Exercise goal - Please restate the data word for word, leaving out no line.

Source material -
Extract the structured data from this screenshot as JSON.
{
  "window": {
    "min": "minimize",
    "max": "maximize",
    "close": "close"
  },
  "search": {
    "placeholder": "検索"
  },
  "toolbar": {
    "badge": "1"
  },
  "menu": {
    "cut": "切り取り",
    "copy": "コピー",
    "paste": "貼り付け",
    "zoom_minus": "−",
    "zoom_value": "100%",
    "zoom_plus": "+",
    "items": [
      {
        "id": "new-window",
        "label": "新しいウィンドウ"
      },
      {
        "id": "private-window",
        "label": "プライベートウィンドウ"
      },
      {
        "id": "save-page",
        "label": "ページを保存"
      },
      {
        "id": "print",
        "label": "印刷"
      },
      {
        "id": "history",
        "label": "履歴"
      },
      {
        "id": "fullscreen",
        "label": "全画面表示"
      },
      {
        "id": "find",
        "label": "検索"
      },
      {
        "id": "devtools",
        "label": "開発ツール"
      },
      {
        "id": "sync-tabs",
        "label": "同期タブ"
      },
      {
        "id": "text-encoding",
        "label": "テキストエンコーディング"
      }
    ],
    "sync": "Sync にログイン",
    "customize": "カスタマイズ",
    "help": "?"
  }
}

Result below -
Extract the structured data from this screenshot as JSON.
{
  "window": {
    "min": "minimize",
    "max": "maximize",
    "close": "close"
  },
  "search": {
    "placeholder": "検索"
  },
  "toolbar": {
    "badge": "1"
  },
  "menu": {
    "cut": "切り取り",
    "copy": "コピー",
    "paste": "貼り付け",
    "zoom_minus": "−",
    "zoom_value": "100%",
    "zoom_plus": "+",
    "items": [
      {
        "id": "new-window",
        "label": "新しいウィンドウ"
      },
      {
        "id": "private-window",
        "label": "プライベートウィンドウ"
      },
      {
        "id": "save-page",
        "label": "ページを保存"
      },
      {
        "id": "print",
        "label": "印刷"
      },
      {
        "id": "history",
        "label": "履歴"
      },
      {
        "id": "fullscreen",
        "label": "全画面表示"
      },
      {
        "id": "find",
        "label": "検索"
      },
      {
        "id": "devtools",
        "label": "開発ツール"
      },
      {
        "id": "sync-tabs",
        "label": "同期タブ"
      },
      {
        "id": "text-encoding",
        "label": "テキストエンコーディング"
      }
    ],
    "sync": "Sync にログイン",
    "customize": "カスタマイズ",
    "help": "?"
  }
}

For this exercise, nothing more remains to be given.